= Assignment =
From the first line to the last, copy the data exactly and drop the pictures.

[Entries taken from a collection]
--

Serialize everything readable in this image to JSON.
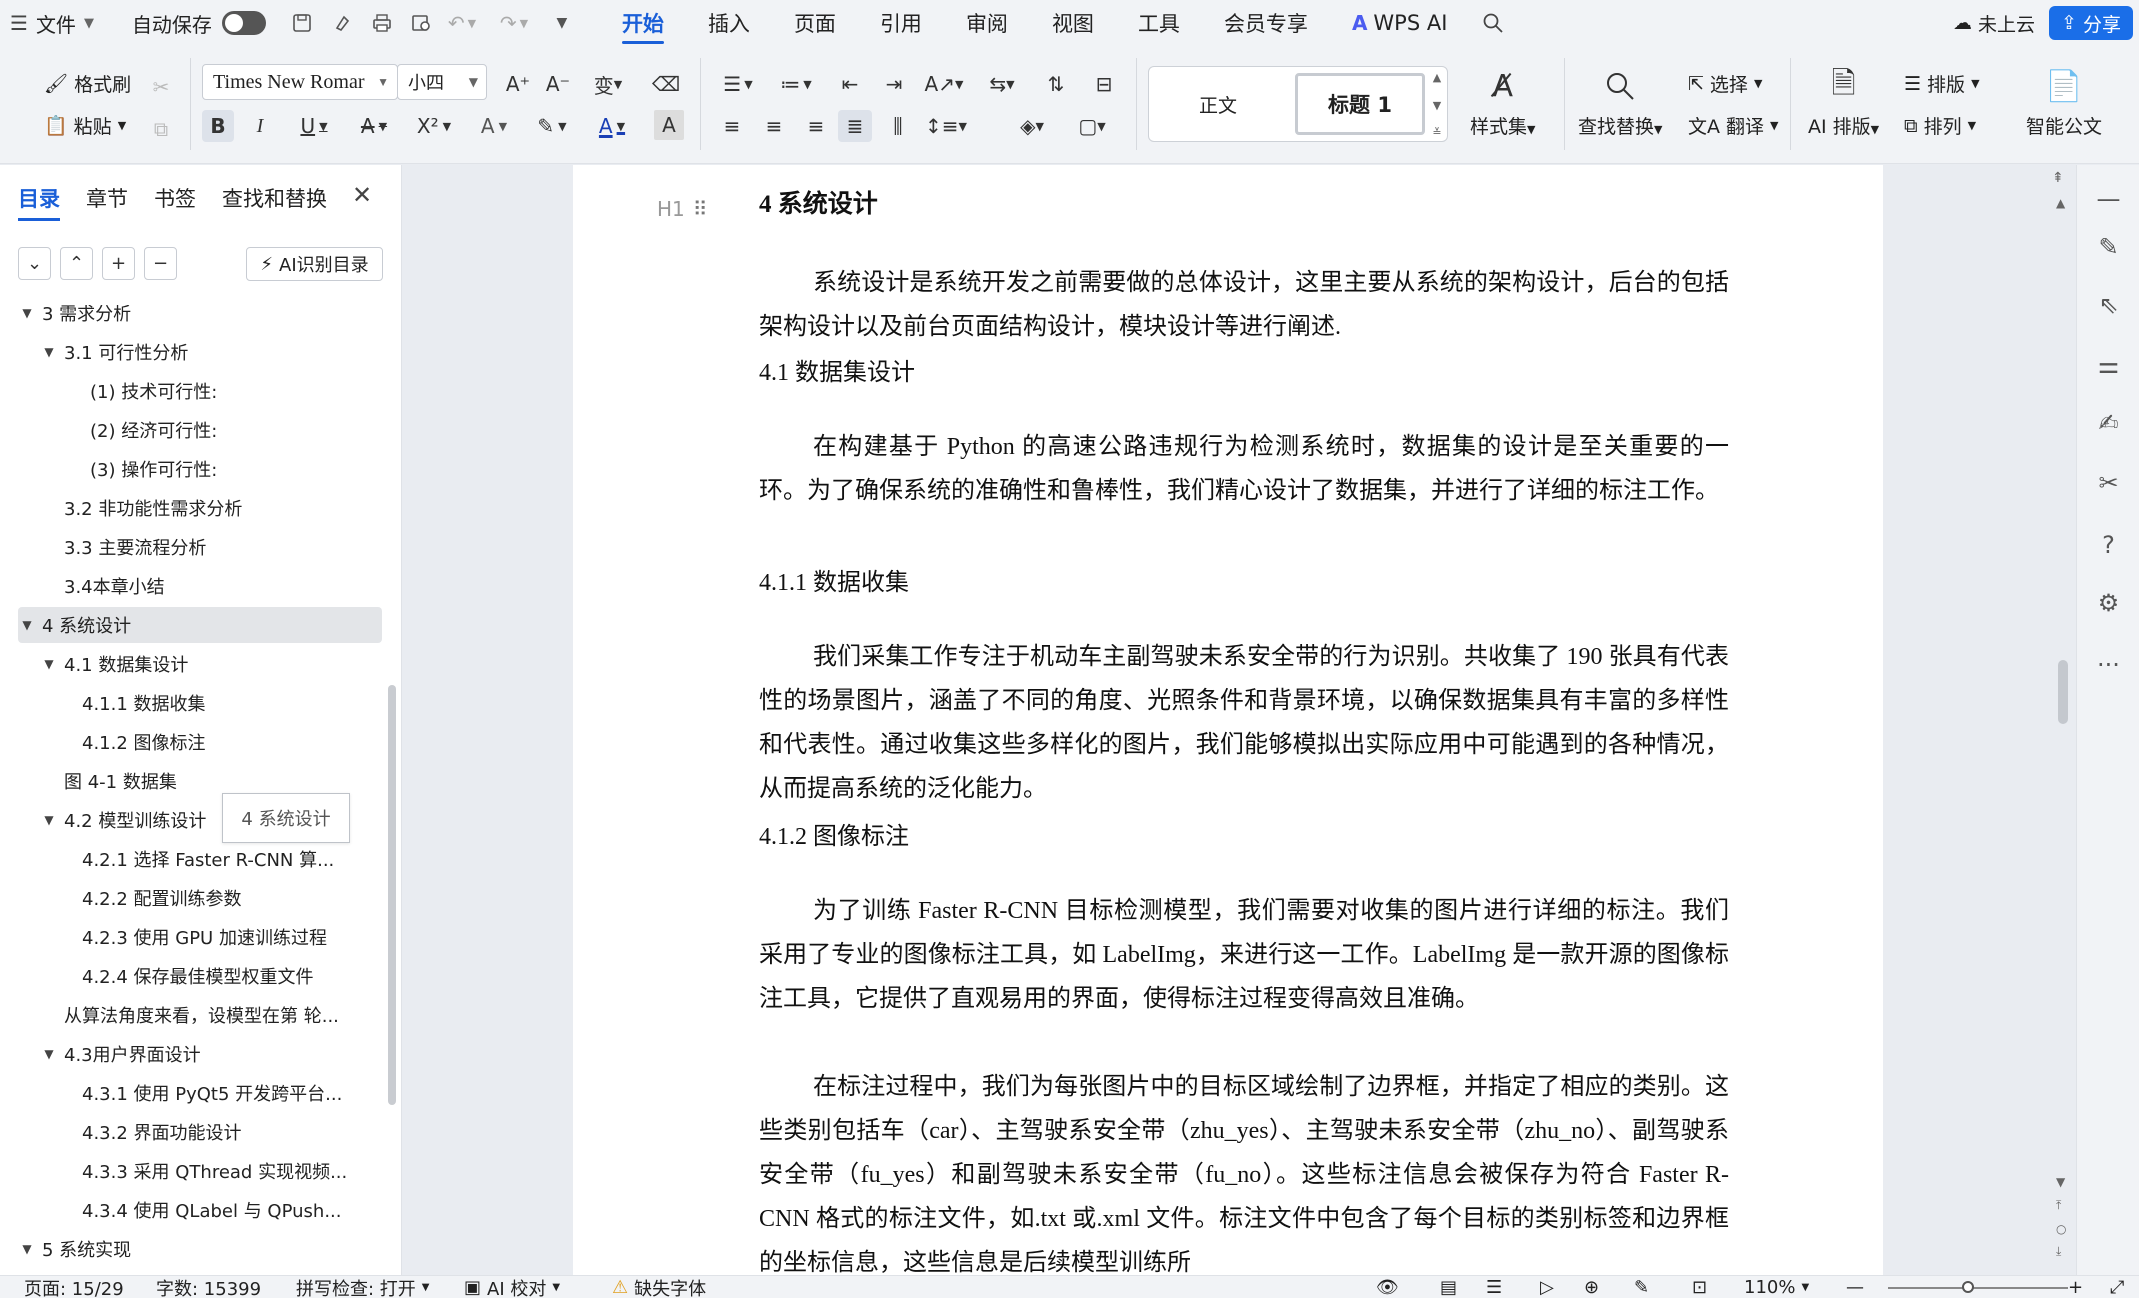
{
  "menubar": {
    "file_label": "文件",
    "autosave_label": "自动保存",
    "tabs": [
      "开始",
      "插入",
      "页面",
      "引用",
      "审阅",
      "视图",
      "工具",
      "会员专享"
    ],
    "wps_ai_label": "WPS AI",
    "cloud_label": "未上云",
    "share_label": "分享"
  },
  "ribbon": {
    "format_painter": "格式刷",
    "paste": "粘贴",
    "font_name": "Times New Romar",
    "font_size": "小四",
    "style_normal": "正文",
    "style_heading1": "标题 1",
    "style_set": "样式集",
    "find_replace": "查找替换",
    "select": "选择",
    "translate": "翻译",
    "ai_layout": "AI 排版",
    "layout": "排版",
    "arrange": "排列",
    "smart_doc": "智能公文"
  },
  "nav": {
    "tabs": [
      "目录",
      "章节",
      "书签",
      "查找和替换"
    ],
    "ai_toc_label": "AI识别目录",
    "tooltip": "4 系统设计",
    "items": [
      {
        "label": "3 需求分析",
        "level": 0,
        "expanded": true
      },
      {
        "label": "3.1 可行性分析",
        "level": 1,
        "expanded": true
      },
      {
        "label": "(1) 技术可行性:",
        "level": 3
      },
      {
        "label": "(2) 经济可行性:",
        "level": 3
      },
      {
        "label": "(3) 操作可行性:",
        "level": 3
      },
      {
        "label": "3.2 非功能性需求分析",
        "level": 1
      },
      {
        "label": "3.3 主要流程分析",
        "level": 1
      },
      {
        "label": "3.4本章小结",
        "level": 1
      },
      {
        "label": "4 系统设计",
        "level": 0,
        "expanded": true,
        "selected": true
      },
      {
        "label": "4.1 数据集设计",
        "level": 1,
        "expanded": true
      },
      {
        "label": "4.1.1 数据收集",
        "level": 2
      },
      {
        "label": "4.1.2 图像标注",
        "level": 2
      },
      {
        "label": "图 4-1 数据集",
        "level": 1
      },
      {
        "label": "4.2 模型训练设计",
        "level": 1,
        "expanded": true
      },
      {
        "label": "4.2.1 选择 Faster R-CNN 算...",
        "level": 2
      },
      {
        "label": "4.2.2 配置训练参数",
        "level": 2
      },
      {
        "label": "4.2.3 使用 GPU 加速训练过程",
        "level": 2
      },
      {
        "label": "4.2.4 保存最佳模型权重文件",
        "level": 2
      },
      {
        "label": "从算法角度来看，设模型在第 轮...",
        "level": 1
      },
      {
        "label": "4.3用户界面设计",
        "level": 1,
        "expanded": true
      },
      {
        "label": "4.3.1 使用 PyQt5 开发跨平台...",
        "level": 2
      },
      {
        "label": "4.3.2 界面功能设计",
        "level": 2
      },
      {
        "label": "4.3.3 采用 QThread 实现视频...",
        "level": 2
      },
      {
        "label": "4.3.4 使用 QLabel 与 QPush...",
        "level": 2
      },
      {
        "label": "5 系统实现",
        "level": 0,
        "expanded": true
      }
    ]
  },
  "document": {
    "heading_marker": "H1",
    "h1": "4  系统设计",
    "p1": "系统设计是系统开发之前需要做的总体设计，这里主要从系统的架构设计，后台的包括架构设计以及前台页面结构设计，模块设计等进行阐述.",
    "h2_1": "4.1  数据集设计",
    "p2": "在构建基于 Python 的高速公路违规行为检测系统时，数据集的设计是至关重要的一环。为了确保系统的准确性和鲁棒性，我们精心设计了数据集，并进行了详细的标注工作。",
    "h3_1": "4.1.1 数据收集",
    "p3": "我们采集工作专注于机动车主副驾驶未系安全带的行为识别。共收集了 190 张具有代表性的场景图片，涵盖了不同的角度、光照条件和背景环境，以确保数据集具有丰富的多样性和代表性。通过收集这些多样化的图片，我们能够模拟出实际应用中可能遇到的各种情况，从而提高系统的泛化能力。",
    "h3_2": "4.1.2 图像标注",
    "p4": "为了训练 Faster R-CNN 目标检测模型，我们需要对收集的图片进行详细的标注。我们采用了专业的图像标注工具，如 LabelImg，来进行这一工作。LabelImg 是一款开源的图像标注工具，它提供了直观易用的界面，使得标注过程变得高效且准确。",
    "p5": "在标注过程中，我们为每张图片中的目标区域绘制了边界框，并指定了相应的类别。这些类别包括车（car）、主驾驶系安全带（zhu_yes）、主驾驶未系安全带（zhu_no）、副驾驶系安全带（fu_yes）和副驾驶未系安全带（fu_no）。这些标注信息会被保存为符合 Faster R-CNN 格式的标注文件，如.txt 或.xml 文件。标注文件中包含了每个目标的类别标签和边界框的坐标信息，这些信息是后续模型训练所"
  },
  "status": {
    "page": "页面: 15/29",
    "words": "字数: 15399",
    "spell": "拼写检查: 打开",
    "ai_check": "AI 校对",
    "missing_font": "缺失字体",
    "zoom": "110%"
  },
  "colors": {
    "accent": "#1a5fd8",
    "share_bg": "#1a6ee8",
    "wps_ai": "#4b5cf0"
  }
}
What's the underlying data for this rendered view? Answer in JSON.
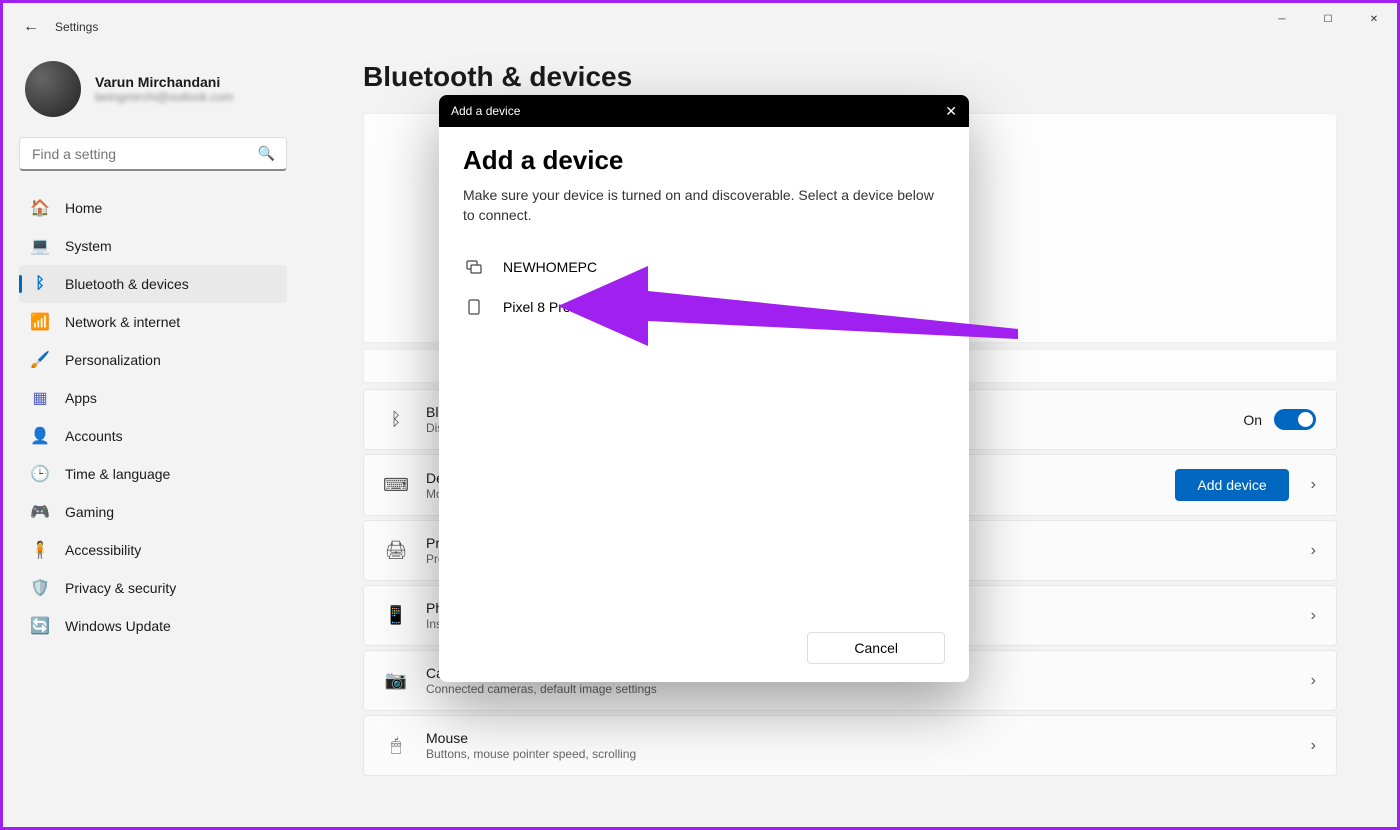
{
  "app": {
    "title": "Settings"
  },
  "user": {
    "name": "Varun Mirchandani",
    "email": "beingmirchi@outlook.com"
  },
  "search": {
    "placeholder": "Find a setting"
  },
  "nav": {
    "items": [
      {
        "label": "Home",
        "icon": "🏠"
      },
      {
        "label": "System",
        "icon": "💻"
      },
      {
        "label": "Bluetooth & devices",
        "icon": "ᛒ",
        "active": true
      },
      {
        "label": "Network & internet",
        "icon": "📶"
      },
      {
        "label": "Personalization",
        "icon": "🖌️"
      },
      {
        "label": "Apps",
        "icon": "▦"
      },
      {
        "label": "Accounts",
        "icon": "👤"
      },
      {
        "label": "Time & language",
        "icon": "🕒"
      },
      {
        "label": "Gaming",
        "icon": "🎮"
      },
      {
        "label": "Accessibility",
        "icon": "♿"
      },
      {
        "label": "Privacy & security",
        "icon": "🛡️"
      },
      {
        "label": "Windows Update",
        "icon": "🔄"
      }
    ]
  },
  "page": {
    "title": "Bluetooth & devices",
    "bluetooth": {
      "title": "Blu",
      "sub": "Dis",
      "toggle_label": "On"
    },
    "devices": {
      "title": "De",
      "sub": "Mo",
      "add_button": "Add device"
    },
    "printers": {
      "title": "Pri",
      "sub": "Pre"
    },
    "phone": {
      "title": "Ph",
      "sub": "Ins"
    },
    "cameras": {
      "title": "Cameras",
      "sub": "Connected cameras, default image settings"
    },
    "mouse": {
      "title": "Mouse",
      "sub": "Buttons, mouse pointer speed, scrolling"
    }
  },
  "dialog": {
    "header": "Add a device",
    "title": "Add a device",
    "description": "Make sure your device is turned on and discoverable. Select a device below to connect.",
    "devices": [
      {
        "name": "NEWHOMEPC",
        "type": "pc"
      },
      {
        "name": "Pixel 8 Pro",
        "type": "phone"
      }
    ],
    "cancel": "Cancel"
  },
  "colors": {
    "accent": "#0067c0",
    "annotation": "#a020f0"
  }
}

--

= Answer to this problem =
Serialize everything readable in this image to JSON.
{
  "menubar": {
    "file_label": "文件",
    "autosave_label": "自动保存",
    "tabs": [
      "开始",
      "插入",
      "页面",
      "引用",
      "审阅",
      "视图",
      "工具",
      "会员专享"
    ],
    "wps_ai_label": "WPS AI",
    "cloud_label": "未上云",
    "share_label": "分享"
  },
  "ribbon": {
    "format_painter": "格式刷",
    "paste": "粘贴",
    "font_name": "Times New Romar",
    "font_size": "小四",
    "style_normal": "正文",
    "style_heading1": "标题 1",
    "style_set": "样式集",
    "find_replace": "查找替换",
    "select": "选择",
    "translate": "翻译",
    "ai_layout": "AI 排版",
    "layout": "排版",
    "arrange": "排列",
    "smart_doc": "智能公文"
  },
  "nav": {
    "tabs": [
      "目录",
      "章节",
      "书签",
      "查找和替换"
    ],
    "ai_toc_label": "AI识别目录",
    "tooltip": "4 系统设计",
    "items": [
      {
        "label": "3 需求分析",
        "level": 0,
        "expanded": true
      },
      {
        "label": "3.1 可行性分析",
        "level": 1,
        "expanded": true
      },
      {
        "label": "(1) 技术可行性:",
        "level": 3
      },
      {
        "label": "(2) 经济可行性:",
        "level": 3
      },
      {
        "label": "(3) 操作可行性:",
        "level": 3
      },
      {
        "label": "3.2 非功能性需求分析",
        "level": 1
      },
      {
        "label": "3.3 主要流程分析",
        "level": 1
      },
      {
        "label": "3.4本章小结",
        "level": 1
      },
      {
        "label": "4 系统设计",
        "level": 0,
        "expanded": true,
        "selected": true
      },
      {
        "label": "4.1 数据集设计",
        "level": 1,
        "expanded": true
      },
      {
        "label": "4.1.1 数据收集",
        "level": 2
      },
      {
        "label": "4.1.2 图像标注",
        "level": 2
      },
      {
        "label": "图 4-1 数据集",
        "level": 1
      },
      {
        "label": "4.2 模型训练设计",
        "level": 1,
        "expanded": true
      },
      {
        "label": "4.2.1 选择 Faster R-CNN 算...",
        "level": 2
      },
      {
        "label": "4.2.2 配置训练参数",
        "level": 2
      },
      {
        "label": "4.2.3 使用 GPU 加速训练过程",
        "level": 2
      },
      {
        "label": "4.2.4 保存最佳模型权重文件",
        "level": 2
      },
      {
        "label": "从算法角度来看，设模型在第 轮...",
        "level": 1
      },
      {
        "label": "4.3用户界面设计",
        "level": 1,
        "expanded": true
      },
      {
        "label": "4.3.1 使用 PyQt5 开发跨平台...",
        "level": 2
      },
      {
        "label": "4.3.2 界面功能设计",
        "level": 2
      },
      {
        "label": "4.3.3 采用 QThread 实现视频...",
        "level": 2
      },
      {
        "label": "4.3.4 使用 QLabel 与 QPush...",
        "level": 2
      },
      {
        "label": "5 系统实现",
        "level": 0,
        "expanded": true
      }
    ]
  },
  "document": {
    "heading_marker": "H1",
    "h1": "4  系统设计",
    "p1": "系统设计是系统开发之前需要做的总体设计，这里主要从系统的架构设计，后台的包括架构设计以及前台页面结构设计，模块设计等进行阐述.",
    "h2_1": "4.1  数据集设计",
    "p2": "在构建基于 Python 的高速公路违规行为检测系统时，数据集的设计是至关重要的一环。为了确保系统的准确性和鲁棒性，我们精心设计了数据集，并进行了详细的标注工作。",
    "h3_1": "4.1.1 数据收集",
    "p3": "我们采集工作专注于机动车主副驾驶未系安全带的行为识别。共收集了 190 张具有代表性的场景图片，涵盖了不同的角度、光照条件和背景环境，以确保数据集具有丰富的多样性和代表性。通过收集这些多样化的图片，我们能够模拟出实际应用中可能遇到的各种情况，从而提高系统的泛化能力。",
    "h3_2": "4.1.2 图像标注",
    "p4": "为了训练 Faster R-CNN 目标检测模型，我们需要对收集的图片进行详细的标注。我们采用了专业的图像标注工具，如 LabelImg，来进行这一工作。LabelImg 是一款开源的图像标注工具，它提供了直观易用的界面，使得标注过程变得高效且准确。",
    "p5": "在标注过程中，我们为每张图片中的目标区域绘制了边界框，并指定了相应的类别。这些类别包括车（car）、主驾驶系安全带（zhu_yes）、主驾驶未系安全带（zhu_no）、副驾驶系安全带（fu_yes）和副驾驶未系安全带（fu_no）。这些标注信息会被保存为符合 Faster R-CNN 格式的标注文件，如.txt 或.xml 文件。标注文件中包含了每个目标的类别标签和边界框的坐标信息，这些信息是后续模型训练所"
  },
  "status": {
    "page": "页面: 15/29",
    "words": "字数: 15399",
    "spell": "拼写检查: 打开",
    "ai_check": "AI 校对",
    "missing_font": "缺失字体",
    "zoom": "110%"
  },
  "colors": {
    "accent": "#1a5fd8",
    "share_bg": "#1a6ee8",
    "wps_ai": "#4b5cf0"
  }
}
What's the underlying data for this rendered view? Answer in JSON.
{
  "app": {
    "title": "Settings"
  },
  "user": {
    "name": "Varun Mirchandani",
    "email": "beingmirchi@outlook.com"
  },
  "search": {
    "placeholder": "Find a setting"
  },
  "nav": {
    "items": [
      {
        "label": "Home",
        "icon": "🏠"
      },
      {
        "label": "System",
        "icon": "💻"
      },
      {
        "label": "Bluetooth & devices",
        "icon": "ᛒ",
        "active": true
      },
      {
        "label": "Network & internet",
        "icon": "📶"
      },
      {
        "label": "Personalization",
        "icon": "🖌️"
      },
      {
        "label": "Apps",
        "icon": "▦"
      },
      {
        "label": "Accounts",
        "icon": "👤"
      },
      {
        "label": "Time & language",
        "icon": "🕒"
      },
      {
        "label": "Gaming",
        "icon": "🎮"
      },
      {
        "label": "Accessibility",
        "icon": "♿"
      },
      {
        "label": "Privacy & security",
        "icon": "🛡️"
      },
      {
        "label": "Windows Update",
        "icon": "🔄"
      }
    ]
  },
  "page": {
    "title": "Bluetooth & devices",
    "bluetooth": {
      "title": "Blu",
      "sub": "Dis",
      "toggle_label": "On"
    },
    "devices": {
      "title": "De",
      "sub": "Mo",
      "add_button": "Add device"
    },
    "printers": {
      "title": "Pri",
      "sub": "Pre"
    },
    "phone": {
      "title": "Ph",
      "sub": "Ins"
    },
    "cameras": {
      "title": "Cameras",
      "sub": "Connected cameras, default image settings"
    },
    "mouse": {
      "title": "Mouse",
      "sub": "Buttons, mouse pointer speed, scrolling"
    }
  },
  "dialog": {
    "header": "Add a device",
    "title": "Add a device",
    "description": "Make sure your device is turned on and discoverable. Select a device below to connect.",
    "devices": [
      {
        "name": "NEWHOMEPC",
        "type": "pc"
      },
      {
        "name": "Pixel 8 Pro",
        "type": "phone"
      }
    ],
    "cancel": "Cancel"
  },
  "colors": {
    "accent": "#0067c0",
    "annotation": "#a020f0"
  }
}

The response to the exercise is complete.